## Your goal
Search the material for the word "Odası" and copy every line in which it occurs.

## Recorded information
* * *

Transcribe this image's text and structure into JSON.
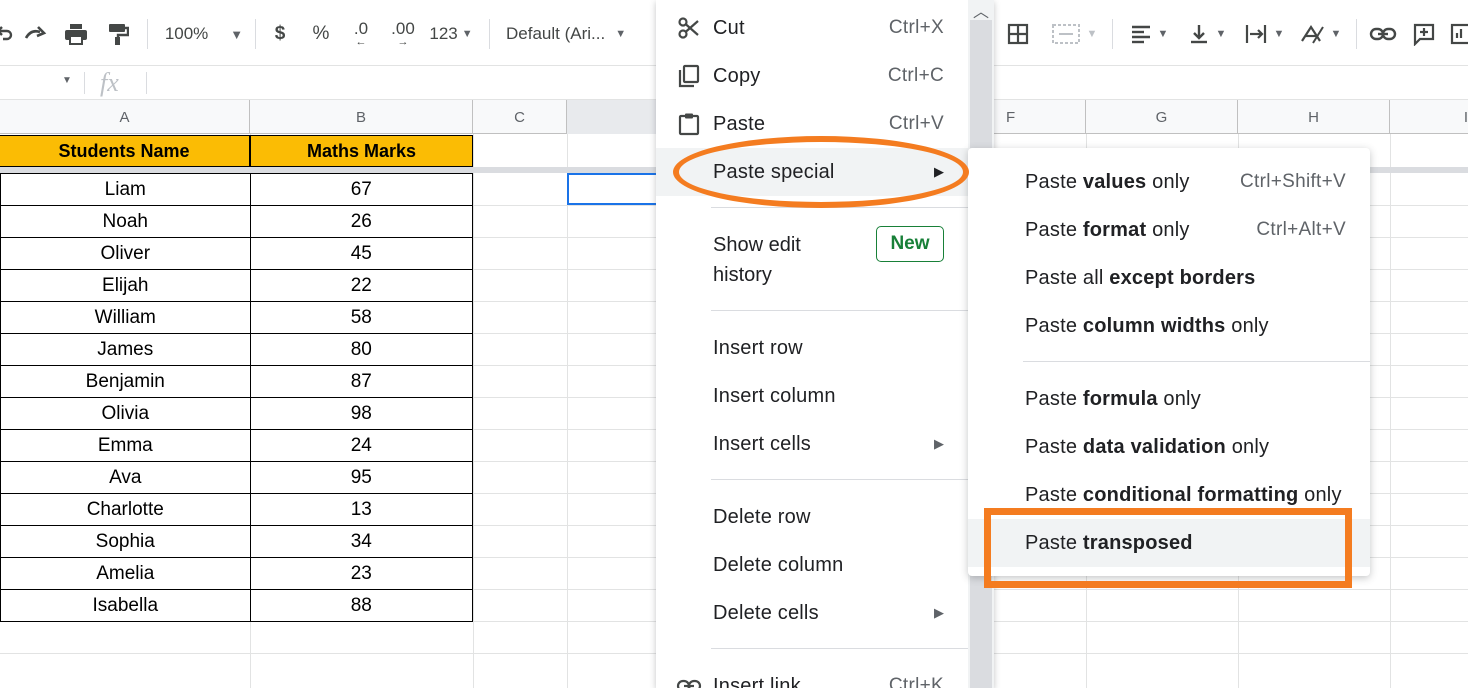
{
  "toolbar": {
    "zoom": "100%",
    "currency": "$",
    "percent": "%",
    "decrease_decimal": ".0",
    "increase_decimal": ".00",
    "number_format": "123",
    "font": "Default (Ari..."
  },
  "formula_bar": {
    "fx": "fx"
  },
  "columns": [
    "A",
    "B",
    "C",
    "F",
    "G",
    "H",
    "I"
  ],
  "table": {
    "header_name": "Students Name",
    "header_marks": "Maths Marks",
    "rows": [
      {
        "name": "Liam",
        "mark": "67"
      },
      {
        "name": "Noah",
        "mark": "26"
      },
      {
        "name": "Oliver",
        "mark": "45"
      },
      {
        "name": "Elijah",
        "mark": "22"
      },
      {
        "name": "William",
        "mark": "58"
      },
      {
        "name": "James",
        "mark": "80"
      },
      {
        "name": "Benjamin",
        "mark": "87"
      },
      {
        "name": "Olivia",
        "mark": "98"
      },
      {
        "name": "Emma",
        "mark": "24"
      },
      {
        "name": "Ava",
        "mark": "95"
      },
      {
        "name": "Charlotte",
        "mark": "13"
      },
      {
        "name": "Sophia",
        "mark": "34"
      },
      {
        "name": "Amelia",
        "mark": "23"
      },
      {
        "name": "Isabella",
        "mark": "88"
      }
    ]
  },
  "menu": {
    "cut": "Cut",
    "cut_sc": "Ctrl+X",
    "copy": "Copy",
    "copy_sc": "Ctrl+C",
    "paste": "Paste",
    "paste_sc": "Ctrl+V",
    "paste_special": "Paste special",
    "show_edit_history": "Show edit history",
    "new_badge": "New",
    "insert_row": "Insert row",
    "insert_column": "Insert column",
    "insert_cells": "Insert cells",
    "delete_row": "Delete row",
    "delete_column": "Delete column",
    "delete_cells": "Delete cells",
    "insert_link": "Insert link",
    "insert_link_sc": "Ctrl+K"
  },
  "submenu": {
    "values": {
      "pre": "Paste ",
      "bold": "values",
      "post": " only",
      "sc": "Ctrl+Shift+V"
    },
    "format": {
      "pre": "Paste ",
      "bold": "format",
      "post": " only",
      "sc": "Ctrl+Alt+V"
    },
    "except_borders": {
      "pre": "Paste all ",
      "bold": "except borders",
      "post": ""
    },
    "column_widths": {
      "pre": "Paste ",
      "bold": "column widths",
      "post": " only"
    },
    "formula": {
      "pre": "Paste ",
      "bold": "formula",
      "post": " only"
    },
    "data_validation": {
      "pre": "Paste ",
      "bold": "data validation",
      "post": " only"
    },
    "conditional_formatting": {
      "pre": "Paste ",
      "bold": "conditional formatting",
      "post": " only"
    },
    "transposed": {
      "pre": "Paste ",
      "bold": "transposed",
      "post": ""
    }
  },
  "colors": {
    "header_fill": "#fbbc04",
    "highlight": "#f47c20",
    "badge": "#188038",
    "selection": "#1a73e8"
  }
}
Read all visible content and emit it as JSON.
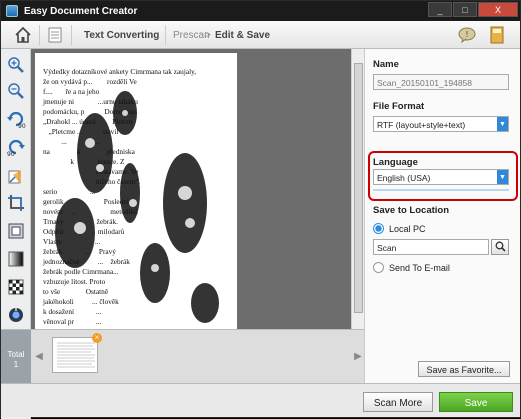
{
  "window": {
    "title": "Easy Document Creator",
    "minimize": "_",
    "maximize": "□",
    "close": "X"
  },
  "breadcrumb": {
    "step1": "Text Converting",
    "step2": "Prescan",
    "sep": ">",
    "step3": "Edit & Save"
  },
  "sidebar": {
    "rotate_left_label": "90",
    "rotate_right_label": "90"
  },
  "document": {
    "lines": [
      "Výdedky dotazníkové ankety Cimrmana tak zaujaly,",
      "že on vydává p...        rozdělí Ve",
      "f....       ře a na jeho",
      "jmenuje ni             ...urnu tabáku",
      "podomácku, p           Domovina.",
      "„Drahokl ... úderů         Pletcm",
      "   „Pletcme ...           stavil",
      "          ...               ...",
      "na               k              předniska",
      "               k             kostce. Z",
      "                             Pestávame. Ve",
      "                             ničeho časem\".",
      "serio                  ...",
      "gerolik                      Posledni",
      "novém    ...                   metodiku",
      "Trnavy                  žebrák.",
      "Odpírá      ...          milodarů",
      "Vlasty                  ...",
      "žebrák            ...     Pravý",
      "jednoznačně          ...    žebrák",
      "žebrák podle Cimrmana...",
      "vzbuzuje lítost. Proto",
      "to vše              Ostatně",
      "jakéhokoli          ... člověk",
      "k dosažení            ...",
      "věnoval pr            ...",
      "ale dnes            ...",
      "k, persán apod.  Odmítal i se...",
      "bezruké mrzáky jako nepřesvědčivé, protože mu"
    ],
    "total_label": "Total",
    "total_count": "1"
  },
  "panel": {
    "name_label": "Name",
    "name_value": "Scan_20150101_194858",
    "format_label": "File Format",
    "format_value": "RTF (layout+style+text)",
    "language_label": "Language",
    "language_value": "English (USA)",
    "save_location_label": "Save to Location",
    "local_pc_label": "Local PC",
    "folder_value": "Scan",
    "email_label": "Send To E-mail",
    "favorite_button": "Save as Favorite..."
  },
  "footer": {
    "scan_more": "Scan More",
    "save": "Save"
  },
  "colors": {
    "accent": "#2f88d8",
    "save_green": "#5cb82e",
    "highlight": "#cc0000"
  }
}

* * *

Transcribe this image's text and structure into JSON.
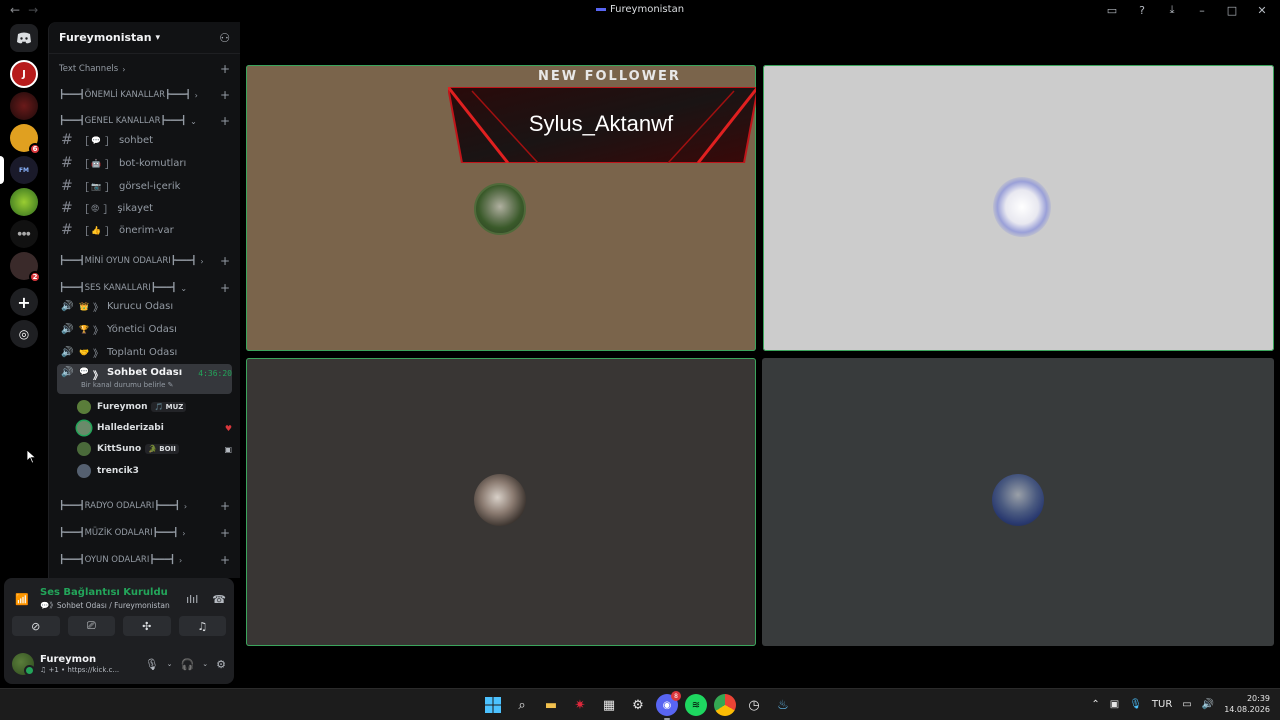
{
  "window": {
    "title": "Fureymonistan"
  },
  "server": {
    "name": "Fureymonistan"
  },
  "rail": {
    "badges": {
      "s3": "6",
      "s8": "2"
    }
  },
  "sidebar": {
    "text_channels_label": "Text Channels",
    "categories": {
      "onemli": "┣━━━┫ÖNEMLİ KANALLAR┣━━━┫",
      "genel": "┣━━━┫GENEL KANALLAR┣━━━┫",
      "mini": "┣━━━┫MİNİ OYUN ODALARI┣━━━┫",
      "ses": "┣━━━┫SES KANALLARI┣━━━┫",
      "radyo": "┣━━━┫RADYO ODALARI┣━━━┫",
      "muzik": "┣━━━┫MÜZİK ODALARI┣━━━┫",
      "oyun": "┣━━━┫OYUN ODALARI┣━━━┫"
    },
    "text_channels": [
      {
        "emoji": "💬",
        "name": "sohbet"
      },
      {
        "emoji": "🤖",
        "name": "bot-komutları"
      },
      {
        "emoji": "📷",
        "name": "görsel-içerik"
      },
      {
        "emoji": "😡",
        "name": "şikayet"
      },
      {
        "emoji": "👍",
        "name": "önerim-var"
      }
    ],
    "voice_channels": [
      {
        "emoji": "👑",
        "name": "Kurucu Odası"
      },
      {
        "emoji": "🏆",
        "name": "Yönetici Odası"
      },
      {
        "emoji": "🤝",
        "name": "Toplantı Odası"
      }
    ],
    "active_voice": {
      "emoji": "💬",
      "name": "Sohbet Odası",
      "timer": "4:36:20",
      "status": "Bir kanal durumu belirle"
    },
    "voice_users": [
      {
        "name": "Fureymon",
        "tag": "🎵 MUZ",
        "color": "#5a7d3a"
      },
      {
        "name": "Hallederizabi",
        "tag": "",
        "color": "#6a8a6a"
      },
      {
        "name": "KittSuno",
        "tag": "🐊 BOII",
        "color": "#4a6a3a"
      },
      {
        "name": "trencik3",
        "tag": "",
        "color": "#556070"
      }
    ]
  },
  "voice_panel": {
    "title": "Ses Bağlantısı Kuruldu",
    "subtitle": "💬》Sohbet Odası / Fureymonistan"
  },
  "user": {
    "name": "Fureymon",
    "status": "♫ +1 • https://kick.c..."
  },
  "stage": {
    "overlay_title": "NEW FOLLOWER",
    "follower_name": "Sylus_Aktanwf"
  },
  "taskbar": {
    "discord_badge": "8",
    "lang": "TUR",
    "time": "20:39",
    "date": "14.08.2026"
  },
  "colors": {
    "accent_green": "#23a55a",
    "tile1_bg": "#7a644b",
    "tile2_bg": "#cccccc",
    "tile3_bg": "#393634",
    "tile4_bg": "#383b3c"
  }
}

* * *

## Answer section
        "name": "Kurucu Odası"
        "name": "Yönetici Odası"
        "name": "Toplantı Odası"
      "name": "Sohbet Odası",
    "subtitle": "💬》Sohbet Odası / Fureymonistan"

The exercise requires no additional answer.